* Task instructions *
What is needed is a word-for-word restatement of all the entries.
### Task inputs ###
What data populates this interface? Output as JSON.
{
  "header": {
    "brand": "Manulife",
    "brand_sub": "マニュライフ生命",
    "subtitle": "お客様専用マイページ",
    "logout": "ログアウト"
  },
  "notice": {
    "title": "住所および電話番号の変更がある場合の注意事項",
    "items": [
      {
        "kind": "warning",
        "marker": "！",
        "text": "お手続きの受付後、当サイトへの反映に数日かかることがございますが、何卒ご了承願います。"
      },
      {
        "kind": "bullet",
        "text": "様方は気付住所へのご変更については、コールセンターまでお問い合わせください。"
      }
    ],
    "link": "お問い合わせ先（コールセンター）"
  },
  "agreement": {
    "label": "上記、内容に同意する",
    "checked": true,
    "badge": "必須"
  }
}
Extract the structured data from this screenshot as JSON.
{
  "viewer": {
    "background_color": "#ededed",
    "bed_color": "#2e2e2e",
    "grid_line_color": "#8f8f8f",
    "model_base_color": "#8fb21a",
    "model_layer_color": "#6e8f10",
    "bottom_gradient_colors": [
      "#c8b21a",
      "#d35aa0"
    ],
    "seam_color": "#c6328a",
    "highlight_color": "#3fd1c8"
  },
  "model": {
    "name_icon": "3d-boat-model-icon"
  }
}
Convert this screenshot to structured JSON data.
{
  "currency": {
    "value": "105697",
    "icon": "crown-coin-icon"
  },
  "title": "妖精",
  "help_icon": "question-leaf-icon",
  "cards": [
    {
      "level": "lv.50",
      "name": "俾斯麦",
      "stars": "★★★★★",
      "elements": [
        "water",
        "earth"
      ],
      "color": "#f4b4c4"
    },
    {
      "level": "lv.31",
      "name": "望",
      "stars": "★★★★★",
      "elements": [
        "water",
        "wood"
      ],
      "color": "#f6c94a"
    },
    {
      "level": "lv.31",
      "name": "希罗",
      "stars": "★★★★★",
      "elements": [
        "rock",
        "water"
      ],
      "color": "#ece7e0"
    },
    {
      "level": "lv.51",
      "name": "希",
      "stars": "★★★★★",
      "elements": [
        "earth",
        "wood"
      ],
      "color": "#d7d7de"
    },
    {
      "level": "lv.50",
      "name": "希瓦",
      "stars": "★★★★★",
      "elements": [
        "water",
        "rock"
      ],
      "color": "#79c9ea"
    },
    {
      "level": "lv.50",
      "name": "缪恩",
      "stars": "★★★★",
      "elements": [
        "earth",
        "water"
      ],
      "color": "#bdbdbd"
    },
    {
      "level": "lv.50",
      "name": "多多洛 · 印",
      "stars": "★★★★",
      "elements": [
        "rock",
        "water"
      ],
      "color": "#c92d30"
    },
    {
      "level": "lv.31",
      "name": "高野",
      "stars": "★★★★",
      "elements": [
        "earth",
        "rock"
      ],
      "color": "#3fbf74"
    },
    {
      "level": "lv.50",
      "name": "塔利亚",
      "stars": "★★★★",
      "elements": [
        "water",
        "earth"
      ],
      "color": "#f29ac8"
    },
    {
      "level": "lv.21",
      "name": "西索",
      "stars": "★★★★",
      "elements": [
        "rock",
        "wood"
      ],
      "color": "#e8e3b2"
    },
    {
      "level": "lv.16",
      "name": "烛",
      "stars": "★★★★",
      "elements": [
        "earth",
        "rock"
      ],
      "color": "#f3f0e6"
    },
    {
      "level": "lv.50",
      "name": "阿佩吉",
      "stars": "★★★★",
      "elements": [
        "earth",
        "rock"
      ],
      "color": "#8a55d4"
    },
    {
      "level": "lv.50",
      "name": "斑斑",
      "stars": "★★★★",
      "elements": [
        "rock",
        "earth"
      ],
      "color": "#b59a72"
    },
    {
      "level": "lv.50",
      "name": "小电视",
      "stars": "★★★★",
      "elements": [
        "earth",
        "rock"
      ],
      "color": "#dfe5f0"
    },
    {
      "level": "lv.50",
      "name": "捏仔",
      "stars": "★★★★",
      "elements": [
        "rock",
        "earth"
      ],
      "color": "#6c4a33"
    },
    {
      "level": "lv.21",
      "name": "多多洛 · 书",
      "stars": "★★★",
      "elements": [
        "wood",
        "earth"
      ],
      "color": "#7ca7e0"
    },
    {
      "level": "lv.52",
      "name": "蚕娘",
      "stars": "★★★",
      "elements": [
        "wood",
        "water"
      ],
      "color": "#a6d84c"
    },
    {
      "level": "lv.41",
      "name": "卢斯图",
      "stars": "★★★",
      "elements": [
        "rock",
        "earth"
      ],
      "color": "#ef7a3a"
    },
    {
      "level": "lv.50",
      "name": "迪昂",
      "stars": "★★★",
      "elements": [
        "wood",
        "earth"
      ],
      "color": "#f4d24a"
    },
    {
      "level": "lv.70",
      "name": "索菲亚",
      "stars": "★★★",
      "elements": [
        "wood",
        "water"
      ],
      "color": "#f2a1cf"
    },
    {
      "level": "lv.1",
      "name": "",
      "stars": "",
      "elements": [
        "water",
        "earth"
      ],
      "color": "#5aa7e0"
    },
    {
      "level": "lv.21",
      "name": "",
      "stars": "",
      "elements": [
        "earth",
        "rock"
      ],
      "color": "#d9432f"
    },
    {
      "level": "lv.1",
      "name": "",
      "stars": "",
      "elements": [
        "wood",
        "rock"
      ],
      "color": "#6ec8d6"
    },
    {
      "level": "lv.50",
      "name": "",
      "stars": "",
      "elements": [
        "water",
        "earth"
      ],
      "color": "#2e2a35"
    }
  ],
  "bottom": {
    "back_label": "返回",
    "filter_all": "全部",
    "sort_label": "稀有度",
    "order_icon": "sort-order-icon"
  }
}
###
* Expected output *
What data populates this interface? Output as JSON.
{
  "header": {
    "brand": "Manulife",
    "brand_sub": "マニュライフ生命",
    "subtitle": "お客様専用マイページ",
    "logout": "ログアウト"
  },
  "notice": {
    "title": "住所および電話番号の変更がある場合の注意事項",
    "items": [
      {
        "kind": "warning",
        "marker": "！",
        "text": "お手続きの受付後、当サイトへの反映に数日かかることがございますが、何卒ご了承願います。"
      },
      {
        "kind": "bullet",
        "text": "様方は気付住所へのご変更については、コールセンターまでお問い合わせください。"
      }
    ],
    "link": "お問い合わせ先（コールセンター）"
  },
  "agreement": {
    "label": "上記、内容に同意する",
    "checked": true,
    "badge": "必須"
  }
}
Extract the structured data from this screenshot as JSON.
{
  "viewer": {
    "background_color": "#ededed",
    "bed_color": "#2e2e2e",
    "grid_line_color": "#8f8f8f",
    "model_base_color": "#8fb21a",
    "model_layer_color": "#6e8f10",
    "bottom_gradient_colors": [
      "#c8b21a",
      "#d35aa0"
    ],
    "seam_color": "#c6328a",
    "highlight_color": "#3fd1c8"
  },
  "model": {
    "name_icon": "3d-boat-model-icon"
  }
}
Convert this screenshot to structured JSON data.
{
  "currency": {
    "value": "105697",
    "icon": "crown-coin-icon"
  },
  "title": "妖精",
  "help_icon": "question-leaf-icon",
  "cards": [
    {
      "level": "lv.50",
      "name": "俾斯麦",
      "stars": "★★★★★",
      "elements": [
        "water",
        "earth"
      ],
      "color": "#f4b4c4"
    },
    {
      "level": "lv.31",
      "name": "望",
      "stars": "★★★★★",
      "elements": [
        "water",
        "wood"
      ],
      "color": "#f6c94a"
    },
    {
      "level": "lv.31",
      "name": "希罗",
      "stars": "★★★★★",
      "elements": [
        "rock",
        "water"
      ],
      "color": "#ece7e0"
    },
    {
      "level": "lv.51",
      "name": "希",
      "stars": "★★★★★",
      "elements": [
        "earth",
        "wood"
      ],
      "color": "#d7d7de"
    },
    {
      "level": "lv.50",
      "name": "希瓦",
      "stars": "★★★★★",
      "elements": [
        "water",
        "rock"
      ],
      "color": "#79c9ea"
    },
    {
      "level": "lv.50",
      "name": "缪恩",
      "stars": "★★★★",
      "elements": [
        "earth",
        "water"
      ],
      "color": "#bdbdbd"
    },
    {
      "level": "lv.50",
      "name": "多多洛 · 印",
      "stars": "★★★★",
      "elements": [
        "rock",
        "water"
      ],
      "color": "#c92d30"
    },
    {
      "level": "lv.31",
      "name": "高野",
      "stars": "★★★★",
      "elements": [
        "earth",
        "rock"
      ],
      "color": "#3fbf74"
    },
    {
      "level": "lv.50",
      "name": "塔利亚",
      "stars": "★★★★",
      "elements": [
        "water",
        "earth"
      ],
      "color": "#f29ac8"
    },
    {
      "level": "lv.21",
      "name": "西索",
      "stars": "★★★★",
      "elements": [
        "rock",
        "wood"
      ],
      "color": "#e8e3b2"
    },
    {
      "level": "lv.16",
      "name": "烛",
      "stars": "★★★★",
      "elements": [
        "earth",
        "rock"
      ],
      "color": "#f3f0e6"
    },
    {
      "level": "lv.50",
      "name": "阿佩吉",
      "stars": "★★★★",
      "elements": [
        "earth",
        "rock"
      ],
      "color": "#8a55d4"
    },
    {
      "level": "lv.50",
      "name": "斑斑",
      "stars": "★★★★",
      "elements": [
        "rock",
        "earth"
      ],
      "color": "#b59a72"
    },
    {
      "level": "lv.50",
      "name": "小电视",
      "stars": "★★★★",
      "elements": [
        "earth",
        "rock"
      ],
      "color": "#dfe5f0"
    },
    {
      "level": "lv.50",
      "name": "捏仔",
      "stars": "★★★★",
      "elements": [
        "rock",
        "earth"
      ],
      "color": "#6c4a33"
    },
    {
      "level": "lv.21",
      "name": "多多洛 · 书",
      "stars": "★★★",
      "elements": [
        "wood",
        "earth"
      ],
      "color": "#7ca7e0"
    },
    {
      "level": "lv.52",
      "name": "蚕娘",
      "stars": "★★★",
      "elements": [
        "wood",
        "water"
      ],
      "color": "#a6d84c"
    },
    {
      "level": "lv.41",
      "name": "卢斯图",
      "stars": "★★★",
      "elements": [
        "rock",
        "earth"
      ],
      "color": "#ef7a3a"
    },
    {
      "level": "lv.50",
      "name": "迪昂",
      "stars": "★★★",
      "elements": [
        "wood",
        "earth"
      ],
      "color": "#f4d24a"
    },
    {
      "level": "lv.70",
      "name": "索菲亚",
      "stars": "★★★",
      "elements": [
        "wood",
        "water"
      ],
      "color": "#f2a1cf"
    },
    {
      "level": "lv.1",
      "name": "",
      "stars": "",
      "elements": [
        "water",
        "earth"
      ],
      "color": "#5aa7e0"
    },
    {
      "level": "lv.21",
      "name": "",
      "stars": "",
      "elements": [
        "earth",
        "rock"
      ],
      "color": "#d9432f"
    },
    {
      "level": "lv.1",
      "name": "",
      "stars": "",
      "elements": [
        "wood",
        "rock"
      ],
      "color": "#6ec8d6"
    },
    {
      "level": "lv.50",
      "name": "",
      "stars": "",
      "elements": [
        "water",
        "earth"
      ],
      "color": "#2e2a35"
    }
  ],
  "bottom": {
    "back_label": "返回",
    "filter_all": "全部",
    "sort_label": "稀有度",
    "order_icon": "sort-order-icon"
  }
}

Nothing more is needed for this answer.